Oct 24, 2022New report estimates Hurricane Ian damage
Hurricane Ian caused up to $1.8 billion in losses to Florida agriculture production and infrastructure, according to an Oct. 24 report from the Florida Department of Agriculture and Consumer Services (FDACS).
While the damage estimate for all Florida agriculture has increased, the report estimates losses sustained by Florida fruit and vegetable growers as declining. Total crop losses for fruits and vegetables are estimated at 10 percent to 15 percent in the affected counties, with a value of $153.7 million to $230.5 million. That’s lower than UF’s $208 million to $394 million projections.
The $1.8 billion overall loss is higher than the $1.56 billion preliminary damage estimate released Oct. 19 by University of Florida (UF) Institute of Food and Agricultural Sciences (IFAS) economists. FDACS’ assessment initially estimated total agricultural losses between $1.1 billion and $1.8 billion.
Total crop losses for fruits and vegetables (excluding citrus) are estimated at 10 percent to 15 percent in the affected counties, with a value of $153.7 million to $230.5 million, lower than UF’s $208 million to $394 million estimates.
The fruit and vegetables segment excludes citrus but includes melons and berries.
Florida is a major fall, winter and spring producer of fruits and vegetables, with more than $1.72 billion cash receipts in 2019. Major crops include fresh market tomatoes, bell peppers, melons, potatoes and strawberries.
Hurricane and tropical storm winds from Hurricane Ian, which struck southwest and central Florida in late September, affected an estimated 187,871 acres of Florida fruits and vegetables. Up to 55,113 acres experienced winds exceeding 111 miles per-hour; 37,329 acres experienced winds between 74 and 110 mph, with 95,429 acres witnessed winds between 39 and 73 mph.
As Florida’s fall planting season was getting into full gear when Hurricane Ian hit, many fields lost the plastic and drip-tape irrigation that had been installed. In addition to blown plastic and irrigation, growers reported clean-up costs which are a significant portion of the total estimated losses, according to the report.
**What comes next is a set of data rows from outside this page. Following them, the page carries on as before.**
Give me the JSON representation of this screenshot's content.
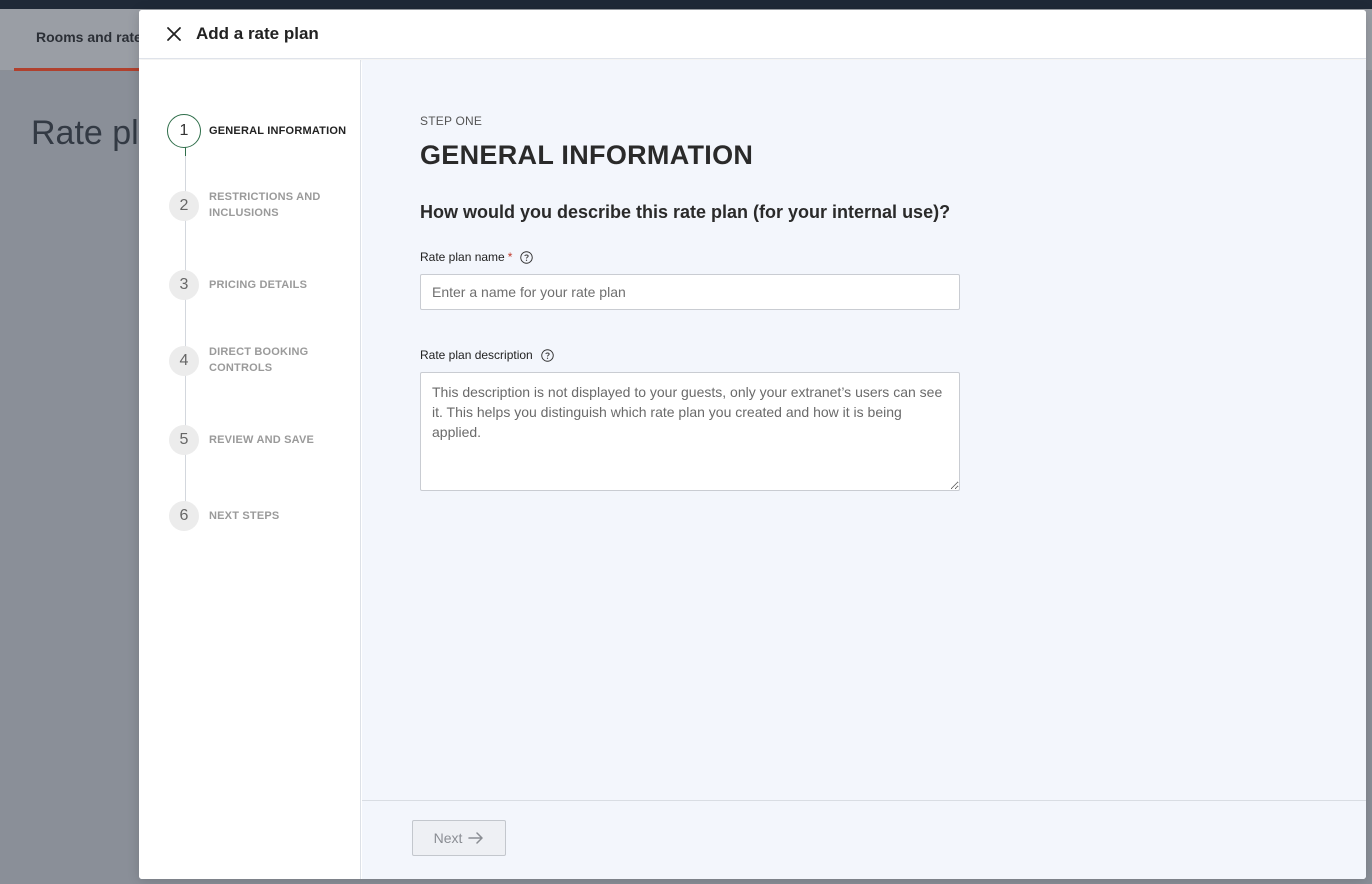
{
  "background": {
    "tab_label": "Rooms and rates",
    "page_title": "Rate plans"
  },
  "modal": {
    "title": "Add a rate plan",
    "close_icon": "close-icon"
  },
  "stepper": {
    "steps": [
      {
        "number": "1",
        "label": "GENERAL INFORMATION",
        "state": "active"
      },
      {
        "number": "2",
        "label": "RESTRICTIONS AND INCLUSIONS",
        "state": "upcoming"
      },
      {
        "number": "3",
        "label": "PRICING DETAILS",
        "state": "upcoming"
      },
      {
        "number": "4",
        "label": "DIRECT BOOKING CONTROLS",
        "state": "upcoming"
      },
      {
        "number": "5",
        "label": "REVIEW AND SAVE",
        "state": "upcoming"
      },
      {
        "number": "6",
        "label": "NEXT STEPS",
        "state": "upcoming"
      }
    ]
  },
  "main": {
    "kicker": "STEP ONE",
    "heading": "GENERAL INFORMATION",
    "question": "How would you describe this rate plan (for your internal use)?",
    "name_field": {
      "label": "Rate plan name",
      "required_mark": "*",
      "placeholder": "Enter a name for your rate plan",
      "value": ""
    },
    "description_field": {
      "label": "Rate plan description",
      "placeholder": "This description is not displayed to your guests, only your extranet’s users can see it. This helps you distinguish which rate plan you created and how it is being applied.",
      "value": ""
    }
  },
  "footer": {
    "next_label": "Next",
    "next_icon": "arrow-right-icon",
    "next_enabled": false
  },
  "colors": {
    "accent_green": "#2f6e4a",
    "required_red": "#c0392b",
    "tab_underline": "#b0412e"
  }
}
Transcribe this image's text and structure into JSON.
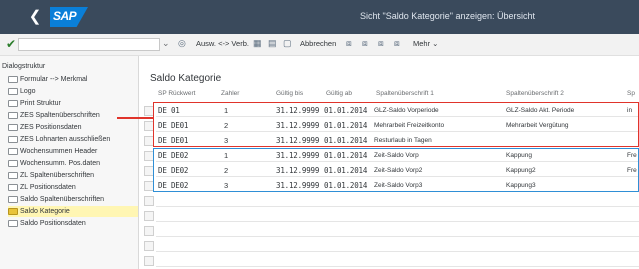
{
  "window": {
    "title": "Sicht \"Saldo Kategorie\" anzeigen: Übersicht",
    "logo": "SAP"
  },
  "toolbar": {
    "items": [
      {
        "label": "Ausw. <-> Verb."
      },
      {
        "label": "Abbrechen"
      },
      {
        "label": "Mehr"
      }
    ]
  },
  "tree": {
    "heading": "Dialogstruktur",
    "items": [
      {
        "label": "Formular --> Merkmal"
      },
      {
        "label": "Logo"
      },
      {
        "label": "Print Struktur"
      },
      {
        "label": "ZES Spaltenüberschriften"
      },
      {
        "label": "ZES Positionsdaten"
      },
      {
        "label": "ZES Lohnarten ausschließen"
      },
      {
        "label": "Wochensummen Header"
      },
      {
        "label": "Wochensumm. Pos.daten"
      },
      {
        "label": "ZL Spaltenüberschriften"
      },
      {
        "label": "ZL Positionsdaten"
      },
      {
        "label": "Saldo Spaltenüberschriften"
      },
      {
        "label": "Saldo Kategorie",
        "selected": true
      },
      {
        "label": "Saldo Positionsdaten"
      }
    ]
  },
  "main": {
    "section_title": "Saldo Kategorie",
    "columns": [
      "SP Rückwert",
      "Zahler",
      "Gültig bis",
      "Gültig ab",
      "Spaltenüberschrift 1",
      "Spaltenüberschrift 2",
      "Sp"
    ],
    "rows": [
      {
        "sp": "DE 01",
        "zahler": "1",
        "bis": "31.12.9999",
        "ab": "01.01.2014",
        "s1": "GLZ-Saldo Vorperiode",
        "s2": "GLZ-Saldo Akt. Periode",
        "s3": "in"
      },
      {
        "sp": "DE DE01",
        "zahler": "2",
        "bis": "31.12.9999",
        "ab": "01.01.2014",
        "s1": "Mehrarbeit Freizeitkonto",
        "s2": "Mehrarbeit Vergütung",
        "s3": ""
      },
      {
        "sp": "DE DE01",
        "zahler": "3",
        "bis": "31.12.9999",
        "ab": "01.01.2014",
        "s1": "Resturlaub in Tagen",
        "s2": "",
        "s3": ""
      },
      {
        "sp": "DE DE02",
        "zahler": "1",
        "bis": "31.12.9999",
        "ab": "01.01.2014",
        "s1": "Zeit-Saldo Vorp",
        "s2": "Kappung",
        "s3": "Fre"
      },
      {
        "sp": "DE DE02",
        "zahler": "2",
        "bis": "31.12.9999",
        "ab": "01.01.2014",
        "s1": "Zeit-Saldo Vorp2",
        "s2": "Kappung2",
        "s3": "Fre"
      },
      {
        "sp": "DE DE02",
        "zahler": "3",
        "bis": "31.12.9999",
        "ab": "01.01.2014",
        "s1": "Zeit-Saldo Vorp3",
        "s2": "Kappung3",
        "s3": ""
      }
    ]
  },
  "colors": {
    "titlebar": "#3a4a5c",
    "sap_blue": "#0a7fd8",
    "highlight_red": "#e0342b",
    "highlight_blue": "#2f8fd6",
    "selected_item": "#fff6b3"
  },
  "icons": [
    "back-icon",
    "check-icon",
    "dropdown-icon",
    "glasses-icon",
    "grid-icon",
    "copy-icon",
    "delete-icon",
    "folder-icon",
    "chevron-down-icon"
  ]
}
Several growers are also reporting heavy infrastructure losses, including flooding and damage to internal farm roads, dikes, water control structures and retention areas.
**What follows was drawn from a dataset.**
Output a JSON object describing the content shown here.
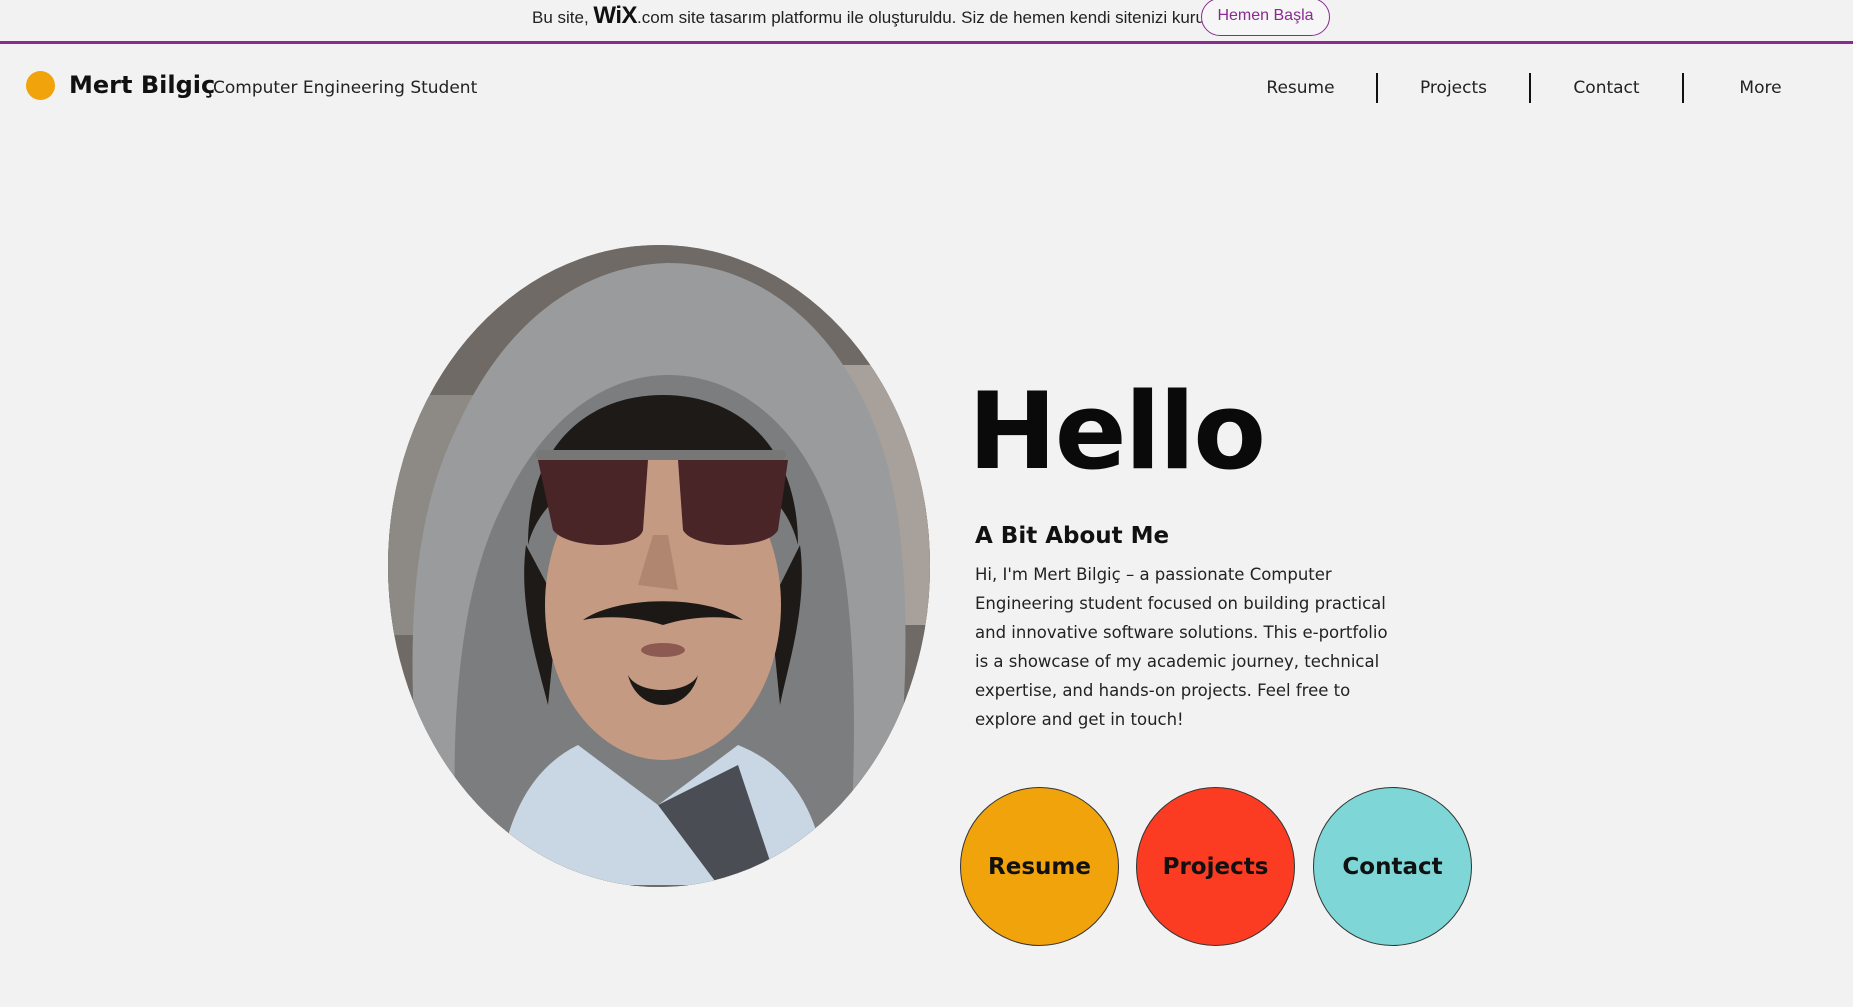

“While today’s assessment is a preliminary snapshot of the losses to Florida agriculture, it is a critical first step in the process of securing federal disaster aid for our hard-working producers,” Agriculture Commissioner Nikki Fried said in an Oct. 24 statement. “We will continue our close collaboration on the ground with industry partners to gain further insight into the depth and breadth of Ian’s damage. As we move ahead on the road to recovery, I look forward to working with Florida’s congressional delegation and our U.S. Senators on a relief package to help restore Florida’s second largest industry.”
The FDACS damage assessment is available here.